=== WHAT YOU NEED TO DO ===
Each record below should be set down exactly.
DATA Start Marker
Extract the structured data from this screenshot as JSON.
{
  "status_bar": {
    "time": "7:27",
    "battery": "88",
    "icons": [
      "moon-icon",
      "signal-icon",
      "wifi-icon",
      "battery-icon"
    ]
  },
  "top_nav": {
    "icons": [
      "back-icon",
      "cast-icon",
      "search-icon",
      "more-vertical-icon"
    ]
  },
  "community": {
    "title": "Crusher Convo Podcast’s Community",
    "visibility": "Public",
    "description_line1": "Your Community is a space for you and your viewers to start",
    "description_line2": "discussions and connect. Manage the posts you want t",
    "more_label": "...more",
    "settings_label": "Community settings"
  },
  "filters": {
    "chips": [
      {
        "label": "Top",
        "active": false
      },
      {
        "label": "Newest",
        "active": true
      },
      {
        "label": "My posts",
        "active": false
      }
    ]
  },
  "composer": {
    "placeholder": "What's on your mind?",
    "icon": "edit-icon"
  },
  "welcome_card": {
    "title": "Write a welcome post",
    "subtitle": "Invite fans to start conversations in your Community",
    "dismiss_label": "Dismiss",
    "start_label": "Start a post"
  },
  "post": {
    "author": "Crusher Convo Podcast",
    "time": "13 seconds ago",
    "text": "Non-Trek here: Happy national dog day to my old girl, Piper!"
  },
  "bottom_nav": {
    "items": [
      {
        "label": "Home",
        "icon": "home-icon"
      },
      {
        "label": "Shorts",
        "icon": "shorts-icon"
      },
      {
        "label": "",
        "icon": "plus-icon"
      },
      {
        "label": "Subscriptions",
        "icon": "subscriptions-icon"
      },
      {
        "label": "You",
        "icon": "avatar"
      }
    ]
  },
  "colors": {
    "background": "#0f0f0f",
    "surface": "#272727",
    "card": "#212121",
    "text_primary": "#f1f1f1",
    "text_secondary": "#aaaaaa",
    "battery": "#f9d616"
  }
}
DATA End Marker
=== PROBLEM SOLUTION ===
Extract the structured data from this screenshot as JSON.
{
  "status_bar": {
    "time": "7:27",
    "battery": "88",
    "icons": [
      "moon-icon",
      "signal-icon",
      "wifi-icon",
      "battery-icon"
    ]
  },
  "top_nav": {
    "icons": [
      "back-icon",
      "cast-icon",
      "search-icon",
      "more-vertical-icon"
    ]
  },
  "community": {
    "title": "Crusher Convo Podcast’s Community",
    "visibility": "Public",
    "description_line1": "Your Community is a space for you and your viewers to start",
    "description_line2": "discussions and connect. Manage the posts you want t",
    "more_label": "...more",
    "settings_label": "Community settings"
  },
  "filters": {
    "chips": [
      {
        "label": "Top",
        "active": false
      },
      {
        "label": "Newest",
        "active": true
      },
      {
        "label": "My posts",
        "active": false
      }
    ]
  },
  "composer": {
    "placeholder": "What's on your mind?",
    "icon": "edit-icon"
  },
  "welcome_card": {
    "title": "Write a welcome post",
    "subtitle": "Invite fans to start conversations in your Community",
    "dismiss_label": "Dismiss",
    "start_label": "Start a post"
  },
  "post": {
    "author": "Crusher Convo Podcast",
    "time": "13 seconds ago",
    "text": "Non-Trek here: Happy national dog day to my old girl, Piper!"
  },
  "bottom_nav": {
    "items": [
      {
        "label": "Home",
        "icon": "home-icon"
      },
      {
        "label": "Shorts",
        "icon": "shorts-icon"
      },
      {
        "label": "",
        "icon": "plus-icon"
      },
      {
        "label": "Subscriptions",
        "icon": "subscriptions-icon"
      },
      {
        "label": "You",
        "icon": "avatar"
      }
    ]
  },
  "colors": {
    "background": "#0f0f0f",
    "surface": "#272727",
    "card": "#212121",
    "text_primary": "#f1f1f1",
    "text_secondary": "#aaaaaa",
    "battery": "#f9d616"
  }
}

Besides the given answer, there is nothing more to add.